                “I’ve been trying to do some different roles,” Erinn says. “TV has been an easier road for me, and you get known and get to more stuff, but I also like film work. It’s just nice to have a variety of parts to play.”

                Especially when, like talented Erinn Hayes, you can multi-task.

–Tom Haraldsen

Director Todd Berger’s newest film: “It’s a Disaster”

11 Jul

Todd Berger

It’s probably safe to say that Todd Berger figured out his calling in life pretty early. He started making movies with his friends while still in high school in his native New Orleans, creating Johnny Voodoo Productions. That company is still in business in Los Angeles, where Berger recently debuted his latest film, “It’s a Disaster,” at the LA Film Festival.

                In this doomsday comedy, which Berger wrote and directed, four couples you’d never want to meet gather for a Sunday brunch, as is their tradition. On this particular Sunday, however, they find themselves stranded in a house as the world is seemingly about to come to an end.

                “You never know when a disaster is going to strike,” Berger said during an interview with ON AND BEYOND on the eve of the festival. “You could be in your office, your car on a freeway, or at 7-Eleven getting a Slurpee. We all think we know when ‘ITS’ going to hit. It’s always interested me about disaster movies that people are usually trapped in one place. Everyone seems to get together in a crisis, and I thought it would be cool to shoot it as a comedy.”

                Berger has a history of successful independent films. “The Scenesters,” which he premiered at the Slamdance Film Festival inPark City,Utah in 2009 (and where he and I first met), won critical acclaim and has played in art house theaters across the country. Together with longtime friends Kevin Brennan, Jeff Grace and Blaise Miller, he created a comedic film group called The Vacationeers. Each of those three actors, as well as Berger himself, has a role in “It’s a Disaster.”

                Berger attracted a bevy of name stars for the film as well: Julia Stiles (SAVE THE LAST DANCE), David Cross (“Arrested Development”), Erinn Hayes (“Children’s Hospital”), America Ferrera (“Ugly Betty”) and Rachel Boston (“In Plain Sight”). (READ MY INTERVIEW WITH ERINN HAYES NEXT MONDAY AT “ON AND BEYOND”).

                “America suggested David, and he really liked the script,” Berger said. “Because we had made ‘The Scenesters,’ he knew we had feature film experience. And because he plays a normal guy in this film, he loved the part.”

Berger met Stiles through a friend, “and she came on board as soon as she was finished with a Broadway production. I think she liked it because it was a very different part for her—a neurotic person—someone kind of out of her wheelhouse.” Hayes and Boston were familiar with Berger’s work in “The Scenesters” as well, and joined the cast for a very intense 14-day shoot in one location, in a house inLos Angeles last September “during one of the hottest stretches of days on record in L.A.” Berger said.

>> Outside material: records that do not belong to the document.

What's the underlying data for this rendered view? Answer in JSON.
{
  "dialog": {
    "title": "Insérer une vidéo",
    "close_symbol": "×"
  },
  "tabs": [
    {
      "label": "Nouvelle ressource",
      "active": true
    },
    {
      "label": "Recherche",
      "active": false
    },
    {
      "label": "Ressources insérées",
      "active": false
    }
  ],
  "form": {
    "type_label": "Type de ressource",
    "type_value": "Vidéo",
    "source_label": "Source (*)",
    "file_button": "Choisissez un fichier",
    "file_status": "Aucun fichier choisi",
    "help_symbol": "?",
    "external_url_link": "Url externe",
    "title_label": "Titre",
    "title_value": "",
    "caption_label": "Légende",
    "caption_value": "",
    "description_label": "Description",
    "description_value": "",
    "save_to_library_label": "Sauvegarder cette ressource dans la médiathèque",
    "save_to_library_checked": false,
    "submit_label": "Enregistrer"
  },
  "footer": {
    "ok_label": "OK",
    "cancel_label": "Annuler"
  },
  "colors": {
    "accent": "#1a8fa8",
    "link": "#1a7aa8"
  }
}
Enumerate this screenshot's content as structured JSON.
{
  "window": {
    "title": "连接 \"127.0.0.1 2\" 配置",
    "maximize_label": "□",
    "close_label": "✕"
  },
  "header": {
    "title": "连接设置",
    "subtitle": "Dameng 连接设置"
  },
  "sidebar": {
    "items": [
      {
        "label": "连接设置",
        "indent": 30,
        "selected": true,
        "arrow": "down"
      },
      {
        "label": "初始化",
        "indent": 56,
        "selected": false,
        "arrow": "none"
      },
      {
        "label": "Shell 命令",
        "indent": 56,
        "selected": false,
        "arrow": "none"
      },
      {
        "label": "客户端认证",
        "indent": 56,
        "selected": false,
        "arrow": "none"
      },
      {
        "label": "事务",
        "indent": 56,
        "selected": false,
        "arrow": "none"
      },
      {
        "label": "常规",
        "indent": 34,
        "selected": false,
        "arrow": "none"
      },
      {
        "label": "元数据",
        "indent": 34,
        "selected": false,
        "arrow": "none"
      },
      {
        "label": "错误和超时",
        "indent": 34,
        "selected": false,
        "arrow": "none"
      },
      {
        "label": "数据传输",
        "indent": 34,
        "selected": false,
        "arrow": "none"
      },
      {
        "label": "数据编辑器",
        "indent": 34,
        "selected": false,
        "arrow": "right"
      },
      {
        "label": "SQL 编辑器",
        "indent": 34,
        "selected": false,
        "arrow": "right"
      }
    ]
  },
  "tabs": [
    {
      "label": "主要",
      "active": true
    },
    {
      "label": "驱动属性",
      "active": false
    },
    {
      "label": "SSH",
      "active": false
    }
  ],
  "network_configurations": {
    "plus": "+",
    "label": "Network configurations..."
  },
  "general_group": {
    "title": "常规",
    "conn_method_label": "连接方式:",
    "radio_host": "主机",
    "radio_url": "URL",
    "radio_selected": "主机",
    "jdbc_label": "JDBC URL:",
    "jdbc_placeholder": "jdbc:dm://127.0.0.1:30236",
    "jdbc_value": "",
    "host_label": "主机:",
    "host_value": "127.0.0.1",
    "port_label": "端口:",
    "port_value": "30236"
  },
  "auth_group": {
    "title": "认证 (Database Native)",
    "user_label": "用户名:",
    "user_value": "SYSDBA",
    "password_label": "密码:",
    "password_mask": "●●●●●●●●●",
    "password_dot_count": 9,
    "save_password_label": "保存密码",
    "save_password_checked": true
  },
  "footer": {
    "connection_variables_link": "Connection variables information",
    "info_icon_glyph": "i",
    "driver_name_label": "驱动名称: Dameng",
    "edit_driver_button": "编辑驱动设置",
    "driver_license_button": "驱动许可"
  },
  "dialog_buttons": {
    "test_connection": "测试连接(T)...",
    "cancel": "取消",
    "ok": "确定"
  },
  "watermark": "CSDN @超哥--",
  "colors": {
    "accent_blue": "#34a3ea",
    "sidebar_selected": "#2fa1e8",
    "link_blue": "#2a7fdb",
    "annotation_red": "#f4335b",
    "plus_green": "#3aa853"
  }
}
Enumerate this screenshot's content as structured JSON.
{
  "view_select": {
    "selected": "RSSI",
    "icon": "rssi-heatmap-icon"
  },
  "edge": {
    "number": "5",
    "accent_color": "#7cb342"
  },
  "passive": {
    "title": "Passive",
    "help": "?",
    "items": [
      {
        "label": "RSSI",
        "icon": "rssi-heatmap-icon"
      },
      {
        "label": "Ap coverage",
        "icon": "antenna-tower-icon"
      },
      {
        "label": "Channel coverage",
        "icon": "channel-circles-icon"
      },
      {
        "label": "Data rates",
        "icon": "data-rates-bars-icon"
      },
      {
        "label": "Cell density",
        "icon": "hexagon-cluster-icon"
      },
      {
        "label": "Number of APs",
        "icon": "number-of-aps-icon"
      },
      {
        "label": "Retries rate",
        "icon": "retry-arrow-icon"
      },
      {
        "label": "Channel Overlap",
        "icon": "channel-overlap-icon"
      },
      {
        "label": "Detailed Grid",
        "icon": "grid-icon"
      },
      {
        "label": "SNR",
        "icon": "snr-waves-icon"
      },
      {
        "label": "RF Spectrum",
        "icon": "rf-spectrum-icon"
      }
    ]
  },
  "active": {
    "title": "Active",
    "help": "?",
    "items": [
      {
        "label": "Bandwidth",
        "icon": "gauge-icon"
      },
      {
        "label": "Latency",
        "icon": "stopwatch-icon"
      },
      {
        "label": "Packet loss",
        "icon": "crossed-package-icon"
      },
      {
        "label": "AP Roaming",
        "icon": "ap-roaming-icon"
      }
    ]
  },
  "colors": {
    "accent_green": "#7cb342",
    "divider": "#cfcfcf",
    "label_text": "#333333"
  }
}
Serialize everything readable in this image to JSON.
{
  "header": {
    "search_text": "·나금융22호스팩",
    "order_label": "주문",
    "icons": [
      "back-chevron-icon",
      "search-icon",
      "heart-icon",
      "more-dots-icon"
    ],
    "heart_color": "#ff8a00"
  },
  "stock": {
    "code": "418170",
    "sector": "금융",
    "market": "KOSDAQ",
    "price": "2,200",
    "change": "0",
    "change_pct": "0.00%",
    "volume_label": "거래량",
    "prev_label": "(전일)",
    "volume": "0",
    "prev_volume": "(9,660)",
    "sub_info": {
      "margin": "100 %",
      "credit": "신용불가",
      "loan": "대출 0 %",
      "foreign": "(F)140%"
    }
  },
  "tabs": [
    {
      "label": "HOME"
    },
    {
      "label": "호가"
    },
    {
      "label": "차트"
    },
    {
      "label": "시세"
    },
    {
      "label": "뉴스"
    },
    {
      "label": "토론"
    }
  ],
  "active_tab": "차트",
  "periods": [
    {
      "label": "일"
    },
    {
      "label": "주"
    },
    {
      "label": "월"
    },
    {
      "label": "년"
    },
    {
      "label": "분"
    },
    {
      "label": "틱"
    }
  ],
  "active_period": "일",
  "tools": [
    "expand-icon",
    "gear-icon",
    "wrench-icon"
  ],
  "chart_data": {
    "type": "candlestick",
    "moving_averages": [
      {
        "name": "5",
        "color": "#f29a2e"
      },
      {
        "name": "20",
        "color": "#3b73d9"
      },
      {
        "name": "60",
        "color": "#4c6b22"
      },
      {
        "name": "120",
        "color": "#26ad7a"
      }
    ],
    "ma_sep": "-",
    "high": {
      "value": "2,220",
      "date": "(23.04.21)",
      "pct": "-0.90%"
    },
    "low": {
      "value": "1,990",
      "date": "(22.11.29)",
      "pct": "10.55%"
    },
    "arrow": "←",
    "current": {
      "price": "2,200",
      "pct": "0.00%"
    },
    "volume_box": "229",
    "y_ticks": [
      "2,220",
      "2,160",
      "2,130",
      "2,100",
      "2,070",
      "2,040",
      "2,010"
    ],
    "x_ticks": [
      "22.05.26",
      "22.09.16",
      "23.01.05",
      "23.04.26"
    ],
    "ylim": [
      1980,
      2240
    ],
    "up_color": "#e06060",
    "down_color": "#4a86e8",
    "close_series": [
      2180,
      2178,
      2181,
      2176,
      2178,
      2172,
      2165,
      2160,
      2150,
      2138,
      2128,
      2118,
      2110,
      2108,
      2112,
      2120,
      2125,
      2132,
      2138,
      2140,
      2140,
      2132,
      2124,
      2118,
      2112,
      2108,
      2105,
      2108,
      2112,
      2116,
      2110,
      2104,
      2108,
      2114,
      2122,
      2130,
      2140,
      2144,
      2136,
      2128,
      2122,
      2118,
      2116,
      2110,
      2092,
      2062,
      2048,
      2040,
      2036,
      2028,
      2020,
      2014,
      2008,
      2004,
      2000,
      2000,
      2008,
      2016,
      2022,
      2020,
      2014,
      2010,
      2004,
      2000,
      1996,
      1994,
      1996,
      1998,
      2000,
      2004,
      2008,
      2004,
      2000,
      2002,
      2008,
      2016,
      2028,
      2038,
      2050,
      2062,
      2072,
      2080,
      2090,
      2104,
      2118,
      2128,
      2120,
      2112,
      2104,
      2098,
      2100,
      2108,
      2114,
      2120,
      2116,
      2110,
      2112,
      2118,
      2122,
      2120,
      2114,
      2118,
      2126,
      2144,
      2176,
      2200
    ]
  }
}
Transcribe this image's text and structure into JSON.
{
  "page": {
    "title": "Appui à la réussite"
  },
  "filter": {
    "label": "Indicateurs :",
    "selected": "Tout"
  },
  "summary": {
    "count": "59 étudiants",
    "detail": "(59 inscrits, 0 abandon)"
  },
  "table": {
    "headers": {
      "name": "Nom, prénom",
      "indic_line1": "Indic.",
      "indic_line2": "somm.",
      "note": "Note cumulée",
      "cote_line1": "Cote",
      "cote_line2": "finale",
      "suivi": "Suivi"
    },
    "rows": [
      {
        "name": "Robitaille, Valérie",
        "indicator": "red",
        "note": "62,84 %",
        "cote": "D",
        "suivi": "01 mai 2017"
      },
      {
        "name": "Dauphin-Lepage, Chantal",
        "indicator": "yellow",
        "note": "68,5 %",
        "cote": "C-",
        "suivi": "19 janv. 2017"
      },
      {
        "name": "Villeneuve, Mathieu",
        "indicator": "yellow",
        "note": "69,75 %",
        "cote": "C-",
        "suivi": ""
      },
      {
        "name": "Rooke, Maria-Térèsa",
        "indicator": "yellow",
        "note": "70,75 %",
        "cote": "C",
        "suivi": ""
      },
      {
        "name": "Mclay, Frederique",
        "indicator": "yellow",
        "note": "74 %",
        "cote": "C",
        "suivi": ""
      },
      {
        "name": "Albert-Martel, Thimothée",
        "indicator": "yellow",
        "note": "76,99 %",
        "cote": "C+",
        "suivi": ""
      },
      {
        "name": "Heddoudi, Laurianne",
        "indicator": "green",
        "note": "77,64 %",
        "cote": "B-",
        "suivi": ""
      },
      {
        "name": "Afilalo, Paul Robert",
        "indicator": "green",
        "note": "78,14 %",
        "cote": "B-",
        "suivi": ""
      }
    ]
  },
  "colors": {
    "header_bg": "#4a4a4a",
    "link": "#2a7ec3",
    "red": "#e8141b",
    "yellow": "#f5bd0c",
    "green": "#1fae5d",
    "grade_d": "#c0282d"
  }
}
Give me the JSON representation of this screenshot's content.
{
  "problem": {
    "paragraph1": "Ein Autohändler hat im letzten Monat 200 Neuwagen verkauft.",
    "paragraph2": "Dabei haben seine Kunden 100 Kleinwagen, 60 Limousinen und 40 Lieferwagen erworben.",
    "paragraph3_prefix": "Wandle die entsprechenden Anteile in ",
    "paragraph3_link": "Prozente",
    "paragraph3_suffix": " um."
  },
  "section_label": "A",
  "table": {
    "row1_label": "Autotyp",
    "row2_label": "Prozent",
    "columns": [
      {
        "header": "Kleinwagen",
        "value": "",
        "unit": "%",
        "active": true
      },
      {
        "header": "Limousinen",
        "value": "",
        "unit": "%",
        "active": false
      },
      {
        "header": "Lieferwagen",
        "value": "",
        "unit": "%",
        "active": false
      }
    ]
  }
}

         “Part of the fun of this movie is that it shows how wildly unprepared we really are if something like this happens,” Berger said. “Your cell phones, TV, Internet all off—people would be freaking out.”

          Each of the characters that Berger wrote is based on one of the stages of grief, and each responds in a different way. “If we all found out we were going to die—what would we do? We’d probably want to get some stuff out of the way, off our minds. No final meals in restaurants,” he said.

          “It’s a Disaster” is being shopped to a number of distributors, and may also be available on iTunes. Critics loved the movie at its Los Angeles premiere. It will also be part of Comic Con in San Diego later this month. Berger is currently working on a couple of other projects, including a “Where’s Waldo” movie concept for MGM, and “The Happytime Murders” with actress Katherine Heigl. He feels the reason so many name actors and actresses are attracted to indies like “It’s a Disaster” is really relative simple.

“It lets them act. A lot of movies have them running from CG dinosaurs. Indies give all of us a chance to stretch, whether as an actor or a director.”

You can follow “It’s a Disaster” on imdb.com, or on Facebook. Images are courtesy of strategypr.

–Tom Haraldsen